SUPPLIED ENTRIES:
=== Section Start ===
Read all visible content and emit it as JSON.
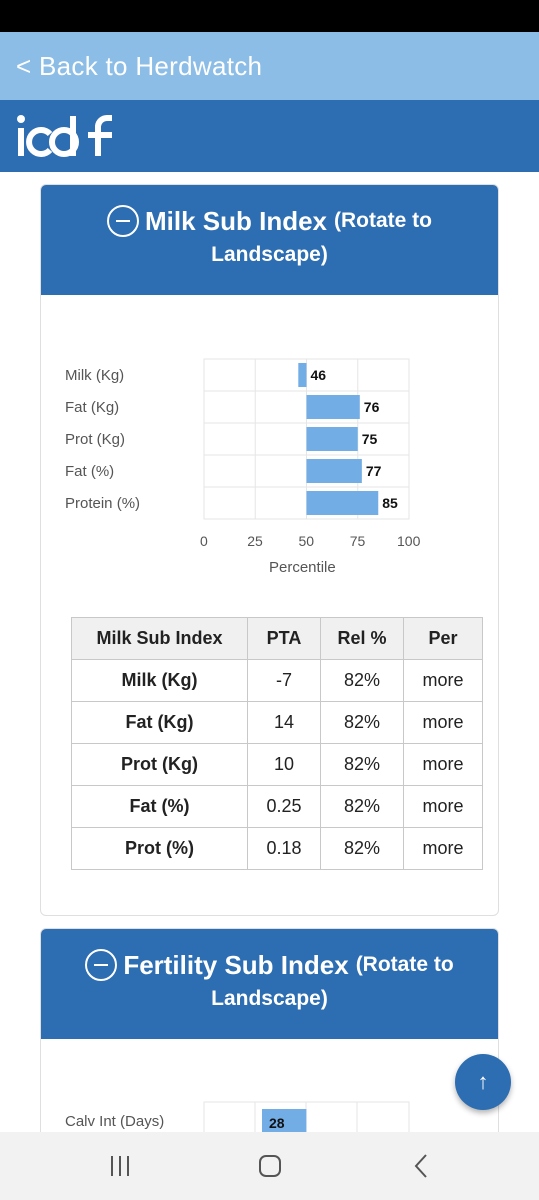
{
  "back_link": "< Back to Herdwatch",
  "brand": {
    "logo_text": "icbf"
  },
  "milk_card": {
    "title": "Milk Sub Index",
    "subtitle_1": "(Rotate to",
    "subtitle_2": "Landscape)"
  },
  "chart_data": {
    "type": "bar",
    "orientation": "horizontal",
    "categories": [
      "Milk (Kg)",
      "Fat (Kg)",
      "Prot (Kg)",
      "Fat (%)",
      "Protein (%)"
    ],
    "values": [
      46,
      76,
      75,
      77,
      85
    ],
    "value_labels": [
      "46",
      "76",
      "75",
      "77",
      "85"
    ],
    "xlabel": "Percentile",
    "xticks": [
      "0",
      "25",
      "50",
      "75",
      "100"
    ],
    "xlim": [
      0,
      100
    ],
    "bar_origin": 50,
    "bar_color": "#72ade6"
  },
  "table": {
    "headers": [
      "Milk Sub Index",
      "PTA",
      "Rel %",
      "Per"
    ],
    "rows": [
      [
        "Milk (Kg)",
        "-7",
        "82%",
        "more"
      ],
      [
        "Fat (Kg)",
        "14",
        "82%",
        "more"
      ],
      [
        "Prot (Kg)",
        "10",
        "82%",
        "more"
      ],
      [
        "Fat (%)",
        "0.25",
        "82%",
        "more"
      ],
      [
        "Prot (%)",
        "0.18",
        "82%",
        "more"
      ]
    ]
  },
  "fertility_card": {
    "title": "Fertility Sub Index",
    "subtitle_1": "(Rotate to",
    "subtitle_2": "Landscape)",
    "first_row_label": "Calv Int (Days)",
    "first_row_value": "28",
    "first_row_percentile": 28
  },
  "fab": {
    "icon": "arrow-up-icon",
    "glyph": "↑"
  },
  "navbar": {
    "icons": [
      "recent-apps-icon",
      "home-icon",
      "back-icon"
    ]
  },
  "colors": {
    "header_blue": "#2d6db1",
    "back_bar": "#8cbde6",
    "bar": "#72ade6"
  }
}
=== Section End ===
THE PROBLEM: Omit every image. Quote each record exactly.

RESULT OF THE EXERCISE:
Read all visible content and emit it as JSON.
{
  "back_link": "< Back to Herdwatch",
  "brand": {
    "logo_text": "icbf"
  },
  "milk_card": {
    "title": "Milk Sub Index",
    "subtitle_1": "(Rotate to",
    "subtitle_2": "Landscape)"
  },
  "chart_data": {
    "type": "bar",
    "orientation": "horizontal",
    "categories": [
      "Milk (Kg)",
      "Fat (Kg)",
      "Prot (Kg)",
      "Fat (%)",
      "Protein (%)"
    ],
    "values": [
      46,
      76,
      75,
      77,
      85
    ],
    "value_labels": [
      "46",
      "76",
      "75",
      "77",
      "85"
    ],
    "xlabel": "Percentile",
    "xticks": [
      "0",
      "25",
      "50",
      "75",
      "100"
    ],
    "xlim": [
      0,
      100
    ],
    "bar_origin": 50,
    "bar_color": "#72ade6"
  },
  "table": {
    "headers": [
      "Milk Sub Index",
      "PTA",
      "Rel %",
      "Per"
    ],
    "rows": [
      [
        "Milk (Kg)",
        "-7",
        "82%",
        "more"
      ],
      [
        "Fat (Kg)",
        "14",
        "82%",
        "more"
      ],
      [
        "Prot (Kg)",
        "10",
        "82%",
        "more"
      ],
      [
        "Fat (%)",
        "0.25",
        "82%",
        "more"
      ],
      [
        "Prot (%)",
        "0.18",
        "82%",
        "more"
      ]
    ]
  },
  "fertility_card": {
    "title": "Fertility Sub Index",
    "subtitle_1": "(Rotate to",
    "subtitle_2": "Landscape)",
    "first_row_label": "Calv Int (Days)",
    "first_row_value": "28",
    "first_row_percentile": 28
  },
  "fab": {
    "icon": "arrow-up-icon",
    "glyph": "↑"
  },
  "navbar": {
    "icons": [
      "recent-apps-icon",
      "home-icon",
      "back-icon"
    ]
  },
  "colors": {
    "header_blue": "#2d6db1",
    "back_bar": "#8cbde6",
    "bar": "#72ade6"
  }
}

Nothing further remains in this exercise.